A Guide on Choosing the Right Paddle

In its short life, pickleball has shown remarkable growth. The combination of relatively simple rules, small physical footprint, and minimal required equipment make it a game easily playable by many people. The most complicated piece of equipment is the paddle.

The earliest paddles were solid plywood. The inventors made them from simple materials on hand. Quickly, the demands for something lighter, stronger and where players could generate spin created an entire industry. Today there are many manufacturers using space age materials and new ones are coming on the market regularly.

The Basics

By the official rules of the USA Pickleball Association, the length and width cannot exceed 24 inches combined with the length not exceeding 17 inches. There are no limits on thickness or weight. There are substantial restrictions on the surface so it cannot, by itself, impart spin. Therefore, holes, dimples, rubber, sand or other rough texture are prohibited unlike ping pong or platform tennis for instance . There are no restrictions on materials but you cannot make your own paddle.

Paddle Construction

Typically, there are three main parts: core, surface, and grip (handle). Other than cheap, solid wood paddles, all paddles have some kind of honeycomb construction for the core. This is to manage the weight while still providing the stiffness a paddle needs.

The Core (facing) - made from one of three materials - Nomex, polymer, or aluminum. Each has their own strengths and weaknesses. Polymer has grown to dominate with approximately 81% of the market.



The Surface - made from one of three materials - fiberglass, graphite, or carbon fiber. (A note for you science nerds: graphite and carbon fiber are basically the same material but use two different processes to manufacture. This creates different results on the surface.) Any of these can be applied to any of the core materials listed above.



The Grip (handle) - While the handle’s construction will affect how vibrations are felt, the grip which goes over the handle really impacts players. Getting the right size, like with tennis, is key. But unlike tennis, there are not as many choices. Therefore players may have to apply overgrips or find a thinner grip depending on their hand size. The shape of the grip is a personal preference. Common shapes include ridges or are flat and/or are wrapped.

Does the shape matter?

It might. Most paddles are fairly standard between 15.5 and 16 inches in length and have the standard paddle shape.
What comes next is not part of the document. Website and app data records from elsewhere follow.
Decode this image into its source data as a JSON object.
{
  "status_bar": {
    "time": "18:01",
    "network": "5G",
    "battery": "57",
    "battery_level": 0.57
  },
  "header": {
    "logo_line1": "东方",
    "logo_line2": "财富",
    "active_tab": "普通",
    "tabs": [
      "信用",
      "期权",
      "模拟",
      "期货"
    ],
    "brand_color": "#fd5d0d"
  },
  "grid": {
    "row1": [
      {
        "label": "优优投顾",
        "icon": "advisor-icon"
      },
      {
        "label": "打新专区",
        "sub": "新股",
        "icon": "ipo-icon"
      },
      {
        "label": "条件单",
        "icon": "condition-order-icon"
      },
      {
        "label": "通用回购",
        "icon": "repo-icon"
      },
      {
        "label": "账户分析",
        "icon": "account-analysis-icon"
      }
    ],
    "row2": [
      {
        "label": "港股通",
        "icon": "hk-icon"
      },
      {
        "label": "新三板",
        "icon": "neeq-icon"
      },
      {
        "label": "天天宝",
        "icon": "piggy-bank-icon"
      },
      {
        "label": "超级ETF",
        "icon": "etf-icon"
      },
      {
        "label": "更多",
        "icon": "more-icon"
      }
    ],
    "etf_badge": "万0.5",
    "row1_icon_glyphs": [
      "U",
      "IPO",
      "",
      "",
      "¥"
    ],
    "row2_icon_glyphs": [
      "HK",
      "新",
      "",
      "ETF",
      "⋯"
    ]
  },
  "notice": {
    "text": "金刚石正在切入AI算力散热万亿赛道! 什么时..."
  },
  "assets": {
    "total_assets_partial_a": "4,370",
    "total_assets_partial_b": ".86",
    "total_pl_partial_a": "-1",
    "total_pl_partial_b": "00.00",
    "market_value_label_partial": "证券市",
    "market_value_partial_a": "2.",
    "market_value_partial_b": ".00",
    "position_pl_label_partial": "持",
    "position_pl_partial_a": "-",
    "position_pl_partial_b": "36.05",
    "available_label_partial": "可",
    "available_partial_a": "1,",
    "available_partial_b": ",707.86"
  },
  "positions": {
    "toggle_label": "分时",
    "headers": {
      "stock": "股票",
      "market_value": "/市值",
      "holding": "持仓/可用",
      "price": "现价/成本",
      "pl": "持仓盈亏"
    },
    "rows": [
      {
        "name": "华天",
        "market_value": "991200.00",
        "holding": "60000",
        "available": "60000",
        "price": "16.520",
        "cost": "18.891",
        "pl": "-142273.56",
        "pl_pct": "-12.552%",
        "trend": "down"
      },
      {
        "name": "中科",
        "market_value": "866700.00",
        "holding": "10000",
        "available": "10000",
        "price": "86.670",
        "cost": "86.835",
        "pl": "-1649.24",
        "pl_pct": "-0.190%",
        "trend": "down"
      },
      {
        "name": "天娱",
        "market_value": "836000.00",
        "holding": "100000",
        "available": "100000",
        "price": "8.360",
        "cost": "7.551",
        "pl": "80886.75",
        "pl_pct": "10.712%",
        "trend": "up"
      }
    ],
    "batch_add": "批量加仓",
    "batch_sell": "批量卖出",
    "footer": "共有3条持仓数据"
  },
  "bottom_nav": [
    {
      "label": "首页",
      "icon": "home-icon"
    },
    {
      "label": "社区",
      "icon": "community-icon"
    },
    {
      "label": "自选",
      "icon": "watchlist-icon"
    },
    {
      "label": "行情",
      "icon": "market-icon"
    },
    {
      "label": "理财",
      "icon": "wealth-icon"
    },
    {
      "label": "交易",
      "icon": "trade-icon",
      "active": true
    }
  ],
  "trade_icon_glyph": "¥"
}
For some experienced players, a full length, 17 inch paddle that is narrower helps them reach those tougher shots. However, they tend to have smaller sweet spots requiring a higher skill level to use. There are also oblong shapes and some with the corners at the end rounded off or cut off. These help players who struggle to get shorter, lower shots like dinks and drops.


What to Consider when Choosing a Paddle

1. Prices for decent paddles start around $50. Cheap, solid wood paddles are less expensive. However they are typically heavy, noisy, won’t last, and won’t help you build your skills. At the high end, paddles can approach $200.

2. Weight should be your single biggest consideration. An ounce or two can make a big difference in many ways.

  • Lightweight (7.2 oz & under)
    • More control - less power.
    • Better for newer players.
    • Can cause injuries if swing is hard.
    • Good for volleys and dinks.
    • Common for doubles players.
  • Midweight (7.3 oz - 8.4 oz)
    • Balance of power and control.
    • Popular with different styles of play.
    • Used by players with various fitness levels.
    • Can minimize injuries.
    • Largest range of model choices.
    • Best option for players not sure about what to buy.
  • Heavyweight (8.5 oz & up)
    • More power - less control.
    • Popular with singles players.
    • Regular play can injure the elbow or other locations.
    • Good for slams and passing shots.
    • Often used by professionals.

3. Find the right sized grip. You use the same process as for a tennis racquet grip size and our How to Measure Grip Size guide is especially helpful for this. If you can’t quite find the right size, buy one size smaller and follow our guide on Increasing Grip Size.

4. Understand your playing ability and experience. If you are a raw beginner, buying a heavy paddle made for professionals and advanced players will probably have a smaller sweet spot therefore frustrating the rookie. The opposite is also true. An experienced player will not get the results they expect from a lighter paddle due to the lesser power.

5. Understand your general fitness and strength levels.Its important to do a candid reality check. While there isn’t as much running as in tennis or squash, this is still a sport requiring exertion. Buying a paddle that is too heavy could result in injury. The whole objective of pickleball is to have fun and get some exercise.

6. Color and design scheme do not impact the player using the paddle. There are some people who believe that having a color that blends in with the color of the ball and the color of the surroundings will affect the competition’s ability to read your shots.

More quality choices means good news for consumers even if it creates a bit of confusion. New courts are opening up. More and more people are playing regardless of age, size, physical condition, gender, or previous experience in sports of any kind. Adaptive pickleball groups including wheelchair players and groups for veterans are growing in number every day. You too can have fun playing pickleball. And you can start today.

Tennisracquets.com is here to help you whether you are a beginner or an advanced professional or anything in between. Check out our Getting Started with Pickleball guide. Call us with questions. We love to help!